Justice and the common good are issues that are often misunderstood when taking into account the difficulty of separating personal or religious morality and public service or the law. Everyone has there own influences into what the “good life” is and how to obtain it. Each person has their own understanding of how the good life may be practiced as well as shaped, either by personal choice or by societal standards. The issue is that if everyone has their own opinion on what the good life looks like and how to live it out, how can we as a society come to agree, much less understanding of how to best live?
Justice and the common good poses questions such as: is what is good for the many, also the good for me? Who is the arbiter in deciding what is the good? Does society decide? Do judges? Do I decide? Or perhaps my religion? What is moral law and how do I determine it?
Socio-political issues today cannot be intrinsically removed from moral biases unless if those issues are removed entirely from government judgment. Issues such as abortion, stem-cell research, gay marriage, etc. will ultimately presume a stance one way or the other and cannot remain neutral and govern the many, unless the decisions are left to individuals to make on their own.
It seems as if the place that justice and the common good must be is in the collaborative discussions, dialogues and education of people to people about important issues.

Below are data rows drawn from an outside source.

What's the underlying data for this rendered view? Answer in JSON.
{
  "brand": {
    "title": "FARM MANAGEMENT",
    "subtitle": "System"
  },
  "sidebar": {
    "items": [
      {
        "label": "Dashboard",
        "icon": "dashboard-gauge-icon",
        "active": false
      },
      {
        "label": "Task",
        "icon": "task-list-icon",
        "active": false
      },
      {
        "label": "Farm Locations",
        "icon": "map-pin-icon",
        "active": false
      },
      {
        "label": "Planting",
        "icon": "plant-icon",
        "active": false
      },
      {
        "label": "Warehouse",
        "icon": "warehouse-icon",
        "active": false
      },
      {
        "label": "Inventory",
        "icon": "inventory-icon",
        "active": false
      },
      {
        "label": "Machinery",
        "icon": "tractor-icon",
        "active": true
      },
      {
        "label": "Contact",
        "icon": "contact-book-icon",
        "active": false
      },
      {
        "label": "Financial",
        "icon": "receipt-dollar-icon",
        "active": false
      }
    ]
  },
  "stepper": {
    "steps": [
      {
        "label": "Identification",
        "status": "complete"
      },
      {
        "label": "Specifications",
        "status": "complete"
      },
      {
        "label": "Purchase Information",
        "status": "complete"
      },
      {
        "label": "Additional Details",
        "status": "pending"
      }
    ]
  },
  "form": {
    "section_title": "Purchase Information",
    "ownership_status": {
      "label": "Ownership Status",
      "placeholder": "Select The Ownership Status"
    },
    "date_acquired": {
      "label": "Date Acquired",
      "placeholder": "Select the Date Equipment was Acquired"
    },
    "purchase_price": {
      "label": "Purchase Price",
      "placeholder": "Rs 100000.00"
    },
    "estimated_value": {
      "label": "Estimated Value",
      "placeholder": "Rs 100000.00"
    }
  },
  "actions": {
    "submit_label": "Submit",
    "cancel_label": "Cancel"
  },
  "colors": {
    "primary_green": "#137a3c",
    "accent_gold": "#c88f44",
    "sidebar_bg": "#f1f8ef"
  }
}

One of the core values of the American Red Cross is that it takes a neutral position in politics, war, and religion. That is why it is also known internationally as the Red Crescent. Justice and the common good as defined by the Red Cross is that it prevents and alleviates ALL human suffering, regardless of who you are. Justice and common good then are considered universal and common for all persons.